Click on image for larger version.

Equipment

20in RC Optical Systems telescope Operating at f/8.1

Paramount ME Robotic Telescope Mount

SBIG ST10XME CCD camera with color filter wheel

LRGB color production was used to create this image.

The line beneath the galaxy is one of the ubiquitous asteroids that inhabit the ecliptic of our solar system. The line

is the amount of motion (Earth + asteroid) in two hours time.

Digital Development (DDP) via Maxim/DL was also used in order to display the very dim and very bright details of

the image simultaneously.

Luminance = 120 minutes binned 1x1

Red = 20 minutes binned 2x2
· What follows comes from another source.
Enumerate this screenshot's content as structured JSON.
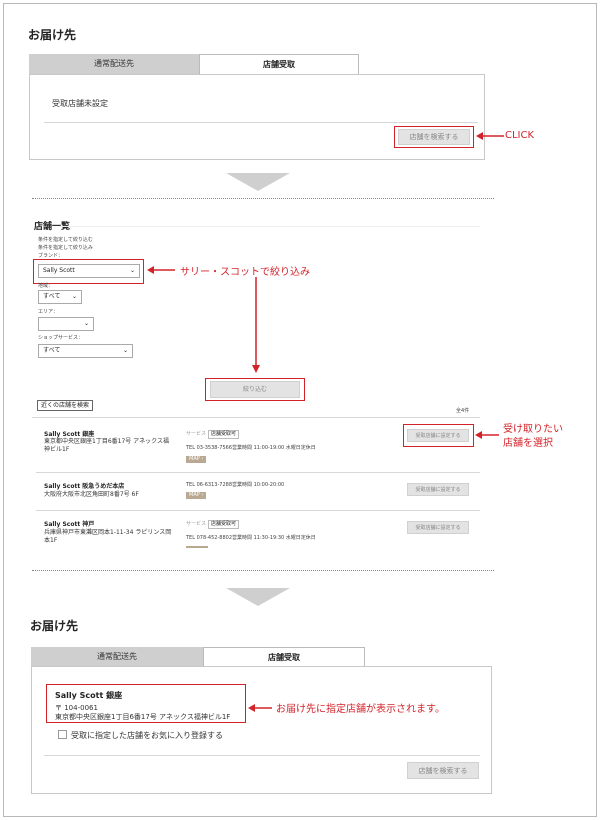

Green = 20 minutes binned 2x2

Blue = 20 minutes binned 2x2

Minimum credit line: Curt and Sally King/Adam Block/NOAO/AURA/NSF